▸ **TASK OBJECTIVE**
Repeat the entries exactly, keeping every line as it is.

[Data about app and page elements]
***
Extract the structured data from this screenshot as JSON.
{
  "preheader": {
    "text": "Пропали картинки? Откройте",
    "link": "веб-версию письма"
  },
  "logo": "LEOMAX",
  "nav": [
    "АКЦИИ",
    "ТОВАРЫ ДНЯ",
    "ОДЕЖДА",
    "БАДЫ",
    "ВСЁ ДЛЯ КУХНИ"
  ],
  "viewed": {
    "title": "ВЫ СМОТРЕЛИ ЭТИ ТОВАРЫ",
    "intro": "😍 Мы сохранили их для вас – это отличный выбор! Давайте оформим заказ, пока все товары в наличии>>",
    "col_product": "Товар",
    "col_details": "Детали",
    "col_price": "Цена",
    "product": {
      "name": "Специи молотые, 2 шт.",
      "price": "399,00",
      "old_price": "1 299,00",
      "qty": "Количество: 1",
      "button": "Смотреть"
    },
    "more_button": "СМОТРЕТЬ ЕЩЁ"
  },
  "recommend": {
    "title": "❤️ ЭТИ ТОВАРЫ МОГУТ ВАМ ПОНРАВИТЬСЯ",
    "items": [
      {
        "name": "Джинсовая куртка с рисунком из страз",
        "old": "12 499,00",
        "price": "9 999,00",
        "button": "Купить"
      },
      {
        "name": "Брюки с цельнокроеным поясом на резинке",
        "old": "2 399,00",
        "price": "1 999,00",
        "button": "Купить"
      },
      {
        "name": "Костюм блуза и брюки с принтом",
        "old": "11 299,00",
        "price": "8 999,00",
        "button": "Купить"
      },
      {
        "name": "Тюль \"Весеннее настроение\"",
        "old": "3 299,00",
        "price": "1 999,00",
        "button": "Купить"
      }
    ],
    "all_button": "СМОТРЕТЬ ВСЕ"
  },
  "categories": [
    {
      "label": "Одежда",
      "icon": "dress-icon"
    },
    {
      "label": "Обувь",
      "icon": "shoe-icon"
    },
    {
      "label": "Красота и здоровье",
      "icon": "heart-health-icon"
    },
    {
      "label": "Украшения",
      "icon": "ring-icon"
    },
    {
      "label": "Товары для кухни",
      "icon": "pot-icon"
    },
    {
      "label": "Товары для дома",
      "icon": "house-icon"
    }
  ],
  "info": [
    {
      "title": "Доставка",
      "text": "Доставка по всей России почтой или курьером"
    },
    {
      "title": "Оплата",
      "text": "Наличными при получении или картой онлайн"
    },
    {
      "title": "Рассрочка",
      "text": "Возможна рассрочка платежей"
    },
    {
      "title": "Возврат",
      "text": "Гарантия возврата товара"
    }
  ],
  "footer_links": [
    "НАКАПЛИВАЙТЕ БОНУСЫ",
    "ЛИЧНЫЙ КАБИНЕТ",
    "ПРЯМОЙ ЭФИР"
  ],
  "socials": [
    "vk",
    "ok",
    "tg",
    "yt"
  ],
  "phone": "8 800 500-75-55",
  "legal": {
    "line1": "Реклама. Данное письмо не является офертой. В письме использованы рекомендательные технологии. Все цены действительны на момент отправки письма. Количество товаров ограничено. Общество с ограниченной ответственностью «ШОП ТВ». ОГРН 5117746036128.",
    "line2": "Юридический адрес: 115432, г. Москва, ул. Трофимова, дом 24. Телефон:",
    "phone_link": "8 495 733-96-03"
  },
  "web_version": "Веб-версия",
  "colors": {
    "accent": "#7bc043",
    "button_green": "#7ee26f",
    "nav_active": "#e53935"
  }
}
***
▸ **ANSWER AREA**
Extract the structured data from this screenshot as JSON.
{
  "preheader": {
    "text": "Пропали картинки? Откройте",
    "link": "веб-версию письма"
  },
  "logo": "LEOMAX",
  "nav": [
    "АКЦИИ",
    "ТОВАРЫ ДНЯ",
    "ОДЕЖДА",
    "БАДЫ",
    "ВСЁ ДЛЯ КУХНИ"
  ],
  "viewed": {
    "title": "ВЫ СМОТРЕЛИ ЭТИ ТОВАРЫ",
    "intro": "😍 Мы сохранили их для вас – это отличный выбор! Давайте оформим заказ, пока все товары в наличии>>",
    "col_product": "Товар",
    "col_details": "Детали",
    "col_price": "Цена",
    "product": {
      "name": "Специи молотые, 2 шт.",
      "price": "399,00",
      "old_price": "1 299,00",
      "qty": "Количество: 1",
      "button": "Смотреть"
    },
    "more_button": "СМОТРЕТЬ ЕЩЁ"
  },
  "recommend": {
    "title": "❤️ ЭТИ ТОВАРЫ МОГУТ ВАМ ПОНРАВИТЬСЯ",
    "items": [
      {
        "name": "Джинсовая куртка с рисунком из страз",
        "old": "12 499,00",
        "price": "9 999,00",
        "button": "Купить"
      },
      {
        "name": "Брюки с цельнокроеным поясом на резинке",
        "old": "2 399,00",
        "price": "1 999,00",
        "button": "Купить"
      },
      {
        "name": "Костюм блуза и брюки с принтом",
        "old": "11 299,00",
        "price": "8 999,00",
        "button": "Купить"
      },
      {
        "name": "Тюль \"Весеннее настроение\"",
        "old": "3 299,00",
        "price": "1 999,00",
        "button": "Купить"
      }
    ],
    "all_button": "СМОТРЕТЬ ВСЕ"
  },
  "categories": [
    {
      "label": "Одежда",
      "icon": "dress-icon"
    },
    {
      "label": "Обувь",
      "icon": "shoe-icon"
    },
    {
      "label": "Красота и здоровье",
      "icon": "heart-health-icon"
    },
    {
      "label": "Украшения",
      "icon": "ring-icon"
    },
    {
      "label": "Товары для кухни",
      "icon": "pot-icon"
    },
    {
      "label": "Товары для дома",
      "icon": "house-icon"
    }
  ],
  "info": [
    {
      "title": "Доставка",
      "text": "Доставка по всей России почтой или курьером"
    },
    {
      "title": "Оплата",
      "text": "Наличными при получении или картой онлайн"
    },
    {
      "title": "Рассрочка",
      "text": "Возможна рассрочка платежей"
    },
    {
      "title": "Возврат",
      "text": "Гарантия возврата товара"
    }
  ],
  "footer_links": [
    "НАКАПЛИВАЙТЕ БОНУСЫ",
    "ЛИЧНЫЙ КАБИНЕТ",
    "ПРЯМОЙ ЭФИР"
  ],
  "socials": [
    "vk",
    "ok",
    "tg",
    "yt"
  ],
  "phone": "8 800 500-75-55",
  "legal": {
    "line1": "Реклама. Данное письмо не является офертой. В письме использованы рекомендательные технологии. Все цены действительны на момент отправки письма. Количество товаров ограничено. Общество с ограниченной ответственностью «ШОП ТВ». ОГРН 5117746036128.",
    "line2": "Юридический адрес: 115432, г. Москва, ул. Трофимова, дом 24. Телефон:",
    "phone_link": "8 495 733-96-03"
  },
  "web_version": "Веб-версия",
  "colors": {
    "accent": "#7bc043",
    "button_green": "#7ee26f",
    "nav_active": "#e53935"
  }
}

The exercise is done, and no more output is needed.